"Sachs, mein Freund!" Bryn Terfel has sung extracts from Hans Sachs's music for years, and the character always seemed well suited to his warm voice and air of easy humanity. But he didn't unveil the complete role until this season, in the very production of Die Meistersinger that visited the Proms last night. Terfel proudly puts Welshman after his name, and he promised the country's National Opera that they would get his first Sachs. Six thousand listeners in Albert Hall spent most of the afternoon and evening for the privilege, just over six hours (imagine the ones in the arena who had to stand), with scarcely a handful leaving early. Terfel raises sheep at home, and it takes a golden fleece to hear him in Covent Garden, the Met, or Salzburg. Here he was cheap as chips but musically priceless.
Streaks of gold. Among Verdi operas that connoisseurs treasure but not the general public, Simon Boccanegra stands high. In the modern era there have been perhaps two worthy recordings and very occasional stagings.
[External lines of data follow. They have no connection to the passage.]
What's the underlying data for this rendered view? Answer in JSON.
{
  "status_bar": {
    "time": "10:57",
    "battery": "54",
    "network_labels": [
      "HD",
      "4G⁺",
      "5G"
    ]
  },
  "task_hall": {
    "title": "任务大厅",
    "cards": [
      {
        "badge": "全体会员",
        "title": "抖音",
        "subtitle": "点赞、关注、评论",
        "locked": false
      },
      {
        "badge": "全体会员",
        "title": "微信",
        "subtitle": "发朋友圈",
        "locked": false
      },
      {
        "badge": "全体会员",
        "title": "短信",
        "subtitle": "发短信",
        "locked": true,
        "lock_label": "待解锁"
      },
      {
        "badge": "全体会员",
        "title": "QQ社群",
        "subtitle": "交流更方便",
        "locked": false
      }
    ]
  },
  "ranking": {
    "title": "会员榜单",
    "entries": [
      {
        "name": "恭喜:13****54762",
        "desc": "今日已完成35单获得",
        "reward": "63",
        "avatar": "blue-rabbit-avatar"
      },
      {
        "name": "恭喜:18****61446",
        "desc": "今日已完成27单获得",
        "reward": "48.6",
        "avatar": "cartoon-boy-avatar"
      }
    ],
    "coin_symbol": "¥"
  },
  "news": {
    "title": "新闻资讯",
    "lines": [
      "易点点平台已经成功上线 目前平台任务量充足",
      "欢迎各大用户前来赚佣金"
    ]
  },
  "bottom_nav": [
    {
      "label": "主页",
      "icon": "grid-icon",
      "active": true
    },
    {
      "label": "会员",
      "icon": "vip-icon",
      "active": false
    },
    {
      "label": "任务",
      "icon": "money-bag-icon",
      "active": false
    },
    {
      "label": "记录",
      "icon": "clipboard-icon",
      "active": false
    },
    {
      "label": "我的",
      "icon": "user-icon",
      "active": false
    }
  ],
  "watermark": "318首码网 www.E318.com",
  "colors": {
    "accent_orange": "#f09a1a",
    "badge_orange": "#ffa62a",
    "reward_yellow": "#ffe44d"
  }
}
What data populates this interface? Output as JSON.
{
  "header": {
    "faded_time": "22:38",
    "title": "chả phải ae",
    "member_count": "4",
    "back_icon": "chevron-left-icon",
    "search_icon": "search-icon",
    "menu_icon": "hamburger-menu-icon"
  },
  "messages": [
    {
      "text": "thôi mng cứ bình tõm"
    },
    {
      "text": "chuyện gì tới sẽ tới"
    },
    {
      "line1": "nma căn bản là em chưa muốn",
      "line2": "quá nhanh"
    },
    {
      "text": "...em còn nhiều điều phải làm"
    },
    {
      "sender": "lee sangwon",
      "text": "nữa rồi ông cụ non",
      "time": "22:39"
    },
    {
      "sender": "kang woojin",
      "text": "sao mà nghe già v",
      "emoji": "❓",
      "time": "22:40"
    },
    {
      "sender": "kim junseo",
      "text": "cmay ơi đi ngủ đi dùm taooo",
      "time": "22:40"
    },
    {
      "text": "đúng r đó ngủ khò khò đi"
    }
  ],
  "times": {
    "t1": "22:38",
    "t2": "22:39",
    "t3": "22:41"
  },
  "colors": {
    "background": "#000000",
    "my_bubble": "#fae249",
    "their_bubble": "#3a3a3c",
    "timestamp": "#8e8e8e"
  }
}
Yet suddenly Boccanegra is everywhere, thanks to the decision by Placido Domingo to take on a baritone role. Last night at the Proms he scored a spectacular success, with popping flashbulbs and shouting worthy of the World Cup. Verdi was a confirmed atheist, but if his shade survives, it must have been astonished – the reception was far wilder than the one accorded to Die Meistersinger the night before.